--- Supplied records Enclosed Below ---
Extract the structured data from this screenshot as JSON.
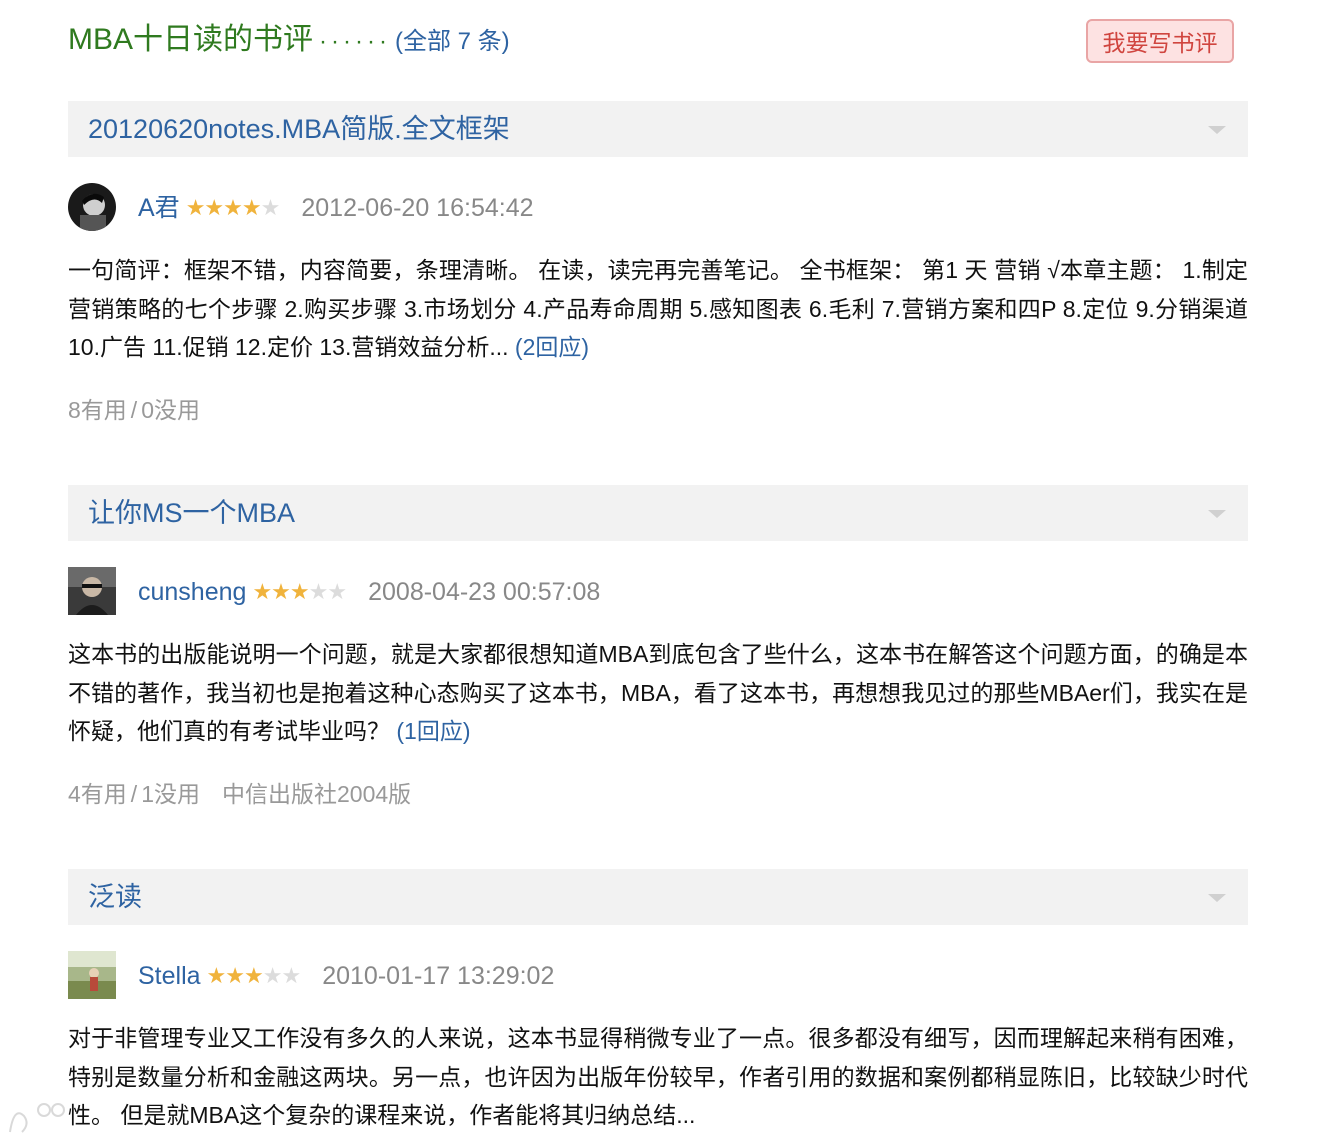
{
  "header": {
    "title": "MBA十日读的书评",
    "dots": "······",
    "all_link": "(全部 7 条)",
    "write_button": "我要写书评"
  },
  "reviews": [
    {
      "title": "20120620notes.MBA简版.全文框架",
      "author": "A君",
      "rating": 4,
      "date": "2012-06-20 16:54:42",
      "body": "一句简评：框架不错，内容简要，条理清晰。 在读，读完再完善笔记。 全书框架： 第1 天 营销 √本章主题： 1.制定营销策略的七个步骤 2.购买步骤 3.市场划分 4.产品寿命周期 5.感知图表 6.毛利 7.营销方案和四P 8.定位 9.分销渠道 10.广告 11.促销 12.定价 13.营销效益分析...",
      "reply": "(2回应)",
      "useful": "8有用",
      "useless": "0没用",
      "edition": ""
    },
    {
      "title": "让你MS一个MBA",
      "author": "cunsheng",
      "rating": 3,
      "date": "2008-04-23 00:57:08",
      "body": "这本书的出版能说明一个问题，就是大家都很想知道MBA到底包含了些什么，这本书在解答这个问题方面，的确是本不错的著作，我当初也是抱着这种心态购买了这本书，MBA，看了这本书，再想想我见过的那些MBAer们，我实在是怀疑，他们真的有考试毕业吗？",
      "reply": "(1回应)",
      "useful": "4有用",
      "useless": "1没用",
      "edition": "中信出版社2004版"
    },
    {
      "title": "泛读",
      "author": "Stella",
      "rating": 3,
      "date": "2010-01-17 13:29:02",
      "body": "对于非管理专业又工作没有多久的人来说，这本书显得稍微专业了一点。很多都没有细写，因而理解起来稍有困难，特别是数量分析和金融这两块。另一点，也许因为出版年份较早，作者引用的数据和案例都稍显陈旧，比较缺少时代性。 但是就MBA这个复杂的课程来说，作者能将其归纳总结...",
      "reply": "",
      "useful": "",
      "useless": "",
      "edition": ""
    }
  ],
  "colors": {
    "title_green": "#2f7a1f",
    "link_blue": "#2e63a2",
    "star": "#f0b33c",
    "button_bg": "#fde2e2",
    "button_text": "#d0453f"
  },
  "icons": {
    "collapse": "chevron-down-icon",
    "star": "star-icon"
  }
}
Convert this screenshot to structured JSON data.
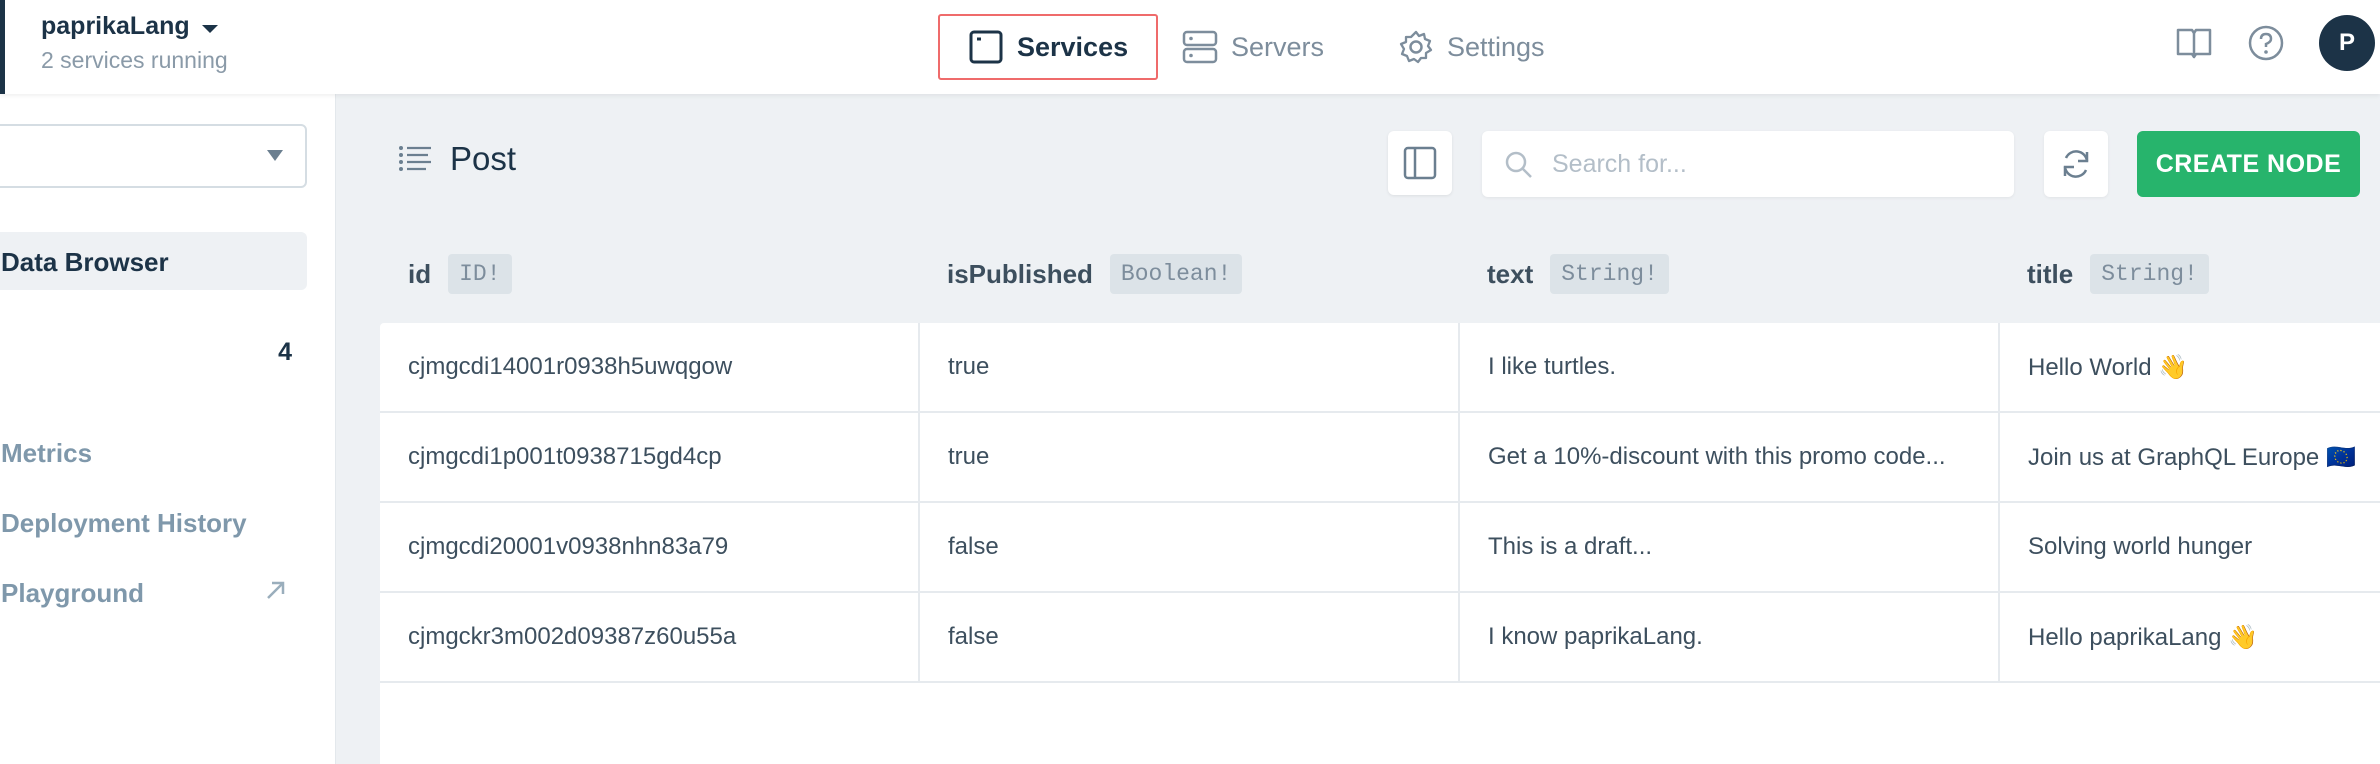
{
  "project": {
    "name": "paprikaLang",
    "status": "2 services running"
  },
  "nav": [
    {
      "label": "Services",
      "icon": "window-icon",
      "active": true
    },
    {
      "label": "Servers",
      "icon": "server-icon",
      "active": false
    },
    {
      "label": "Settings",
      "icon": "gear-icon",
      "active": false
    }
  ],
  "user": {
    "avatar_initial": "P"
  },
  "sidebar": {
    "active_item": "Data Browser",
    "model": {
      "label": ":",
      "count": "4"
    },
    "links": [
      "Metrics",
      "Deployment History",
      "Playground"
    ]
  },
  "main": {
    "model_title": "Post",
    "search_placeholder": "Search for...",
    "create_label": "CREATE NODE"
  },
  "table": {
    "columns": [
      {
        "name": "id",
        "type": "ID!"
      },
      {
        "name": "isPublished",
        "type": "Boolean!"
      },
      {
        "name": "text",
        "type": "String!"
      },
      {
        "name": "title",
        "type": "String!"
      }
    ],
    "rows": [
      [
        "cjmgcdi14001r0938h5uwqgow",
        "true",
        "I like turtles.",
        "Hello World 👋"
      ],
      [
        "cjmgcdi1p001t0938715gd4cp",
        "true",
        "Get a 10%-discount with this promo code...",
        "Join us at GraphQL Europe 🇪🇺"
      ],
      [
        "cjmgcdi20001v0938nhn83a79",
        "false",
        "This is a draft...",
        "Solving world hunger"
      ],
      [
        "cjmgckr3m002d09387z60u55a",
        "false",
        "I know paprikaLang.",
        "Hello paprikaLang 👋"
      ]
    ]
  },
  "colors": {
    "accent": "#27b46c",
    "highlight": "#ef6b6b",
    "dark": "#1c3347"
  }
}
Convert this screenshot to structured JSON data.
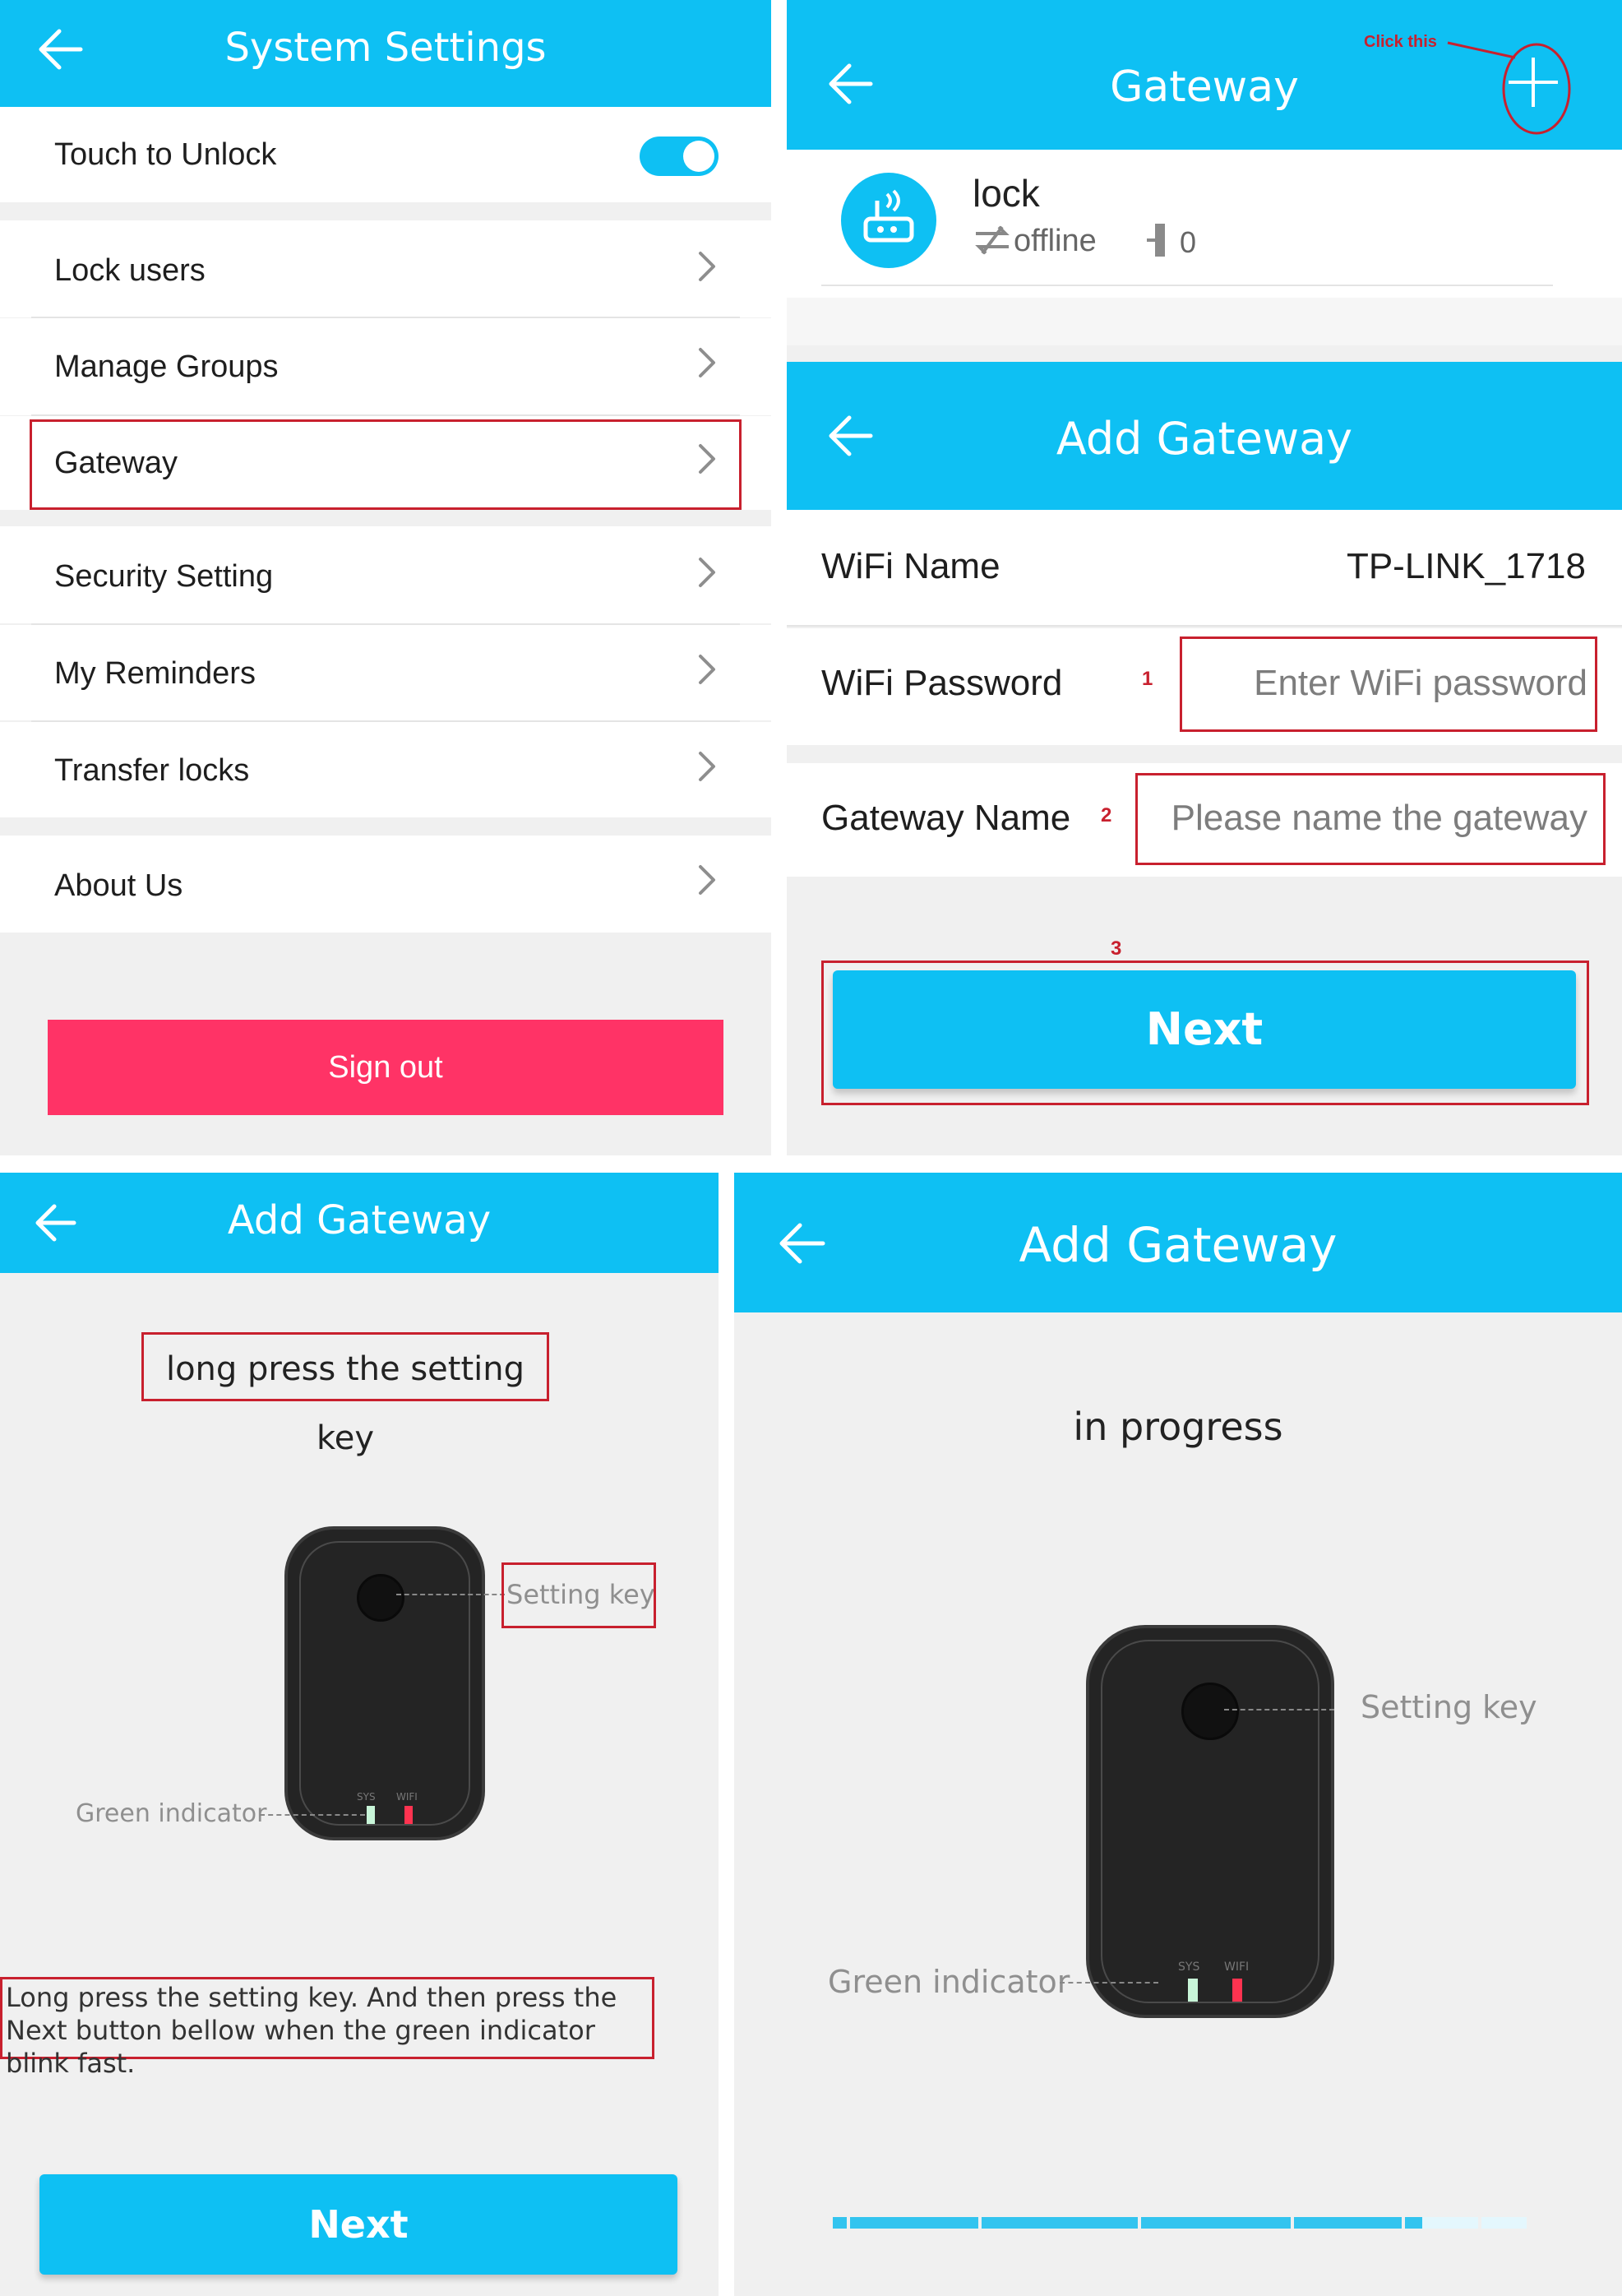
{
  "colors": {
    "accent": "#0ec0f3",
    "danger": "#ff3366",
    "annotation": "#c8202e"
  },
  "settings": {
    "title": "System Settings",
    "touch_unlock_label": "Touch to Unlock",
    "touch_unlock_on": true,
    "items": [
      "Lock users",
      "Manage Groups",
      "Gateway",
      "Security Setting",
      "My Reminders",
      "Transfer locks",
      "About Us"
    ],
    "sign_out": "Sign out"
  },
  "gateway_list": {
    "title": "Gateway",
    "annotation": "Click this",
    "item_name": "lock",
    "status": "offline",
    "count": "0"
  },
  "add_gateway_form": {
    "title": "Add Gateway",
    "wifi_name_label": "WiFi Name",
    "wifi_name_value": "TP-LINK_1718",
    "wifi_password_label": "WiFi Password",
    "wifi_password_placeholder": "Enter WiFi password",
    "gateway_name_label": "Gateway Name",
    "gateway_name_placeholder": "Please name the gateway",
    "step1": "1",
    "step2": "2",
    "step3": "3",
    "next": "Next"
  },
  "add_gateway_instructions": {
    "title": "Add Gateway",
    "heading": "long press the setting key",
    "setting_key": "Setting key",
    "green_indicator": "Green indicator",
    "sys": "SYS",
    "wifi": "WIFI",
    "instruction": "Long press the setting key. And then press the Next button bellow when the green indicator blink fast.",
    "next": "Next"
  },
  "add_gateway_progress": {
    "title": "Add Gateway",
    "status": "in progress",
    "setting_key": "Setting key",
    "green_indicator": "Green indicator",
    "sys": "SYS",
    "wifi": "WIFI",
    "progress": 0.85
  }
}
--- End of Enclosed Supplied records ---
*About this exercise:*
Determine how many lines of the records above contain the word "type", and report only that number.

*Output for this task:*
4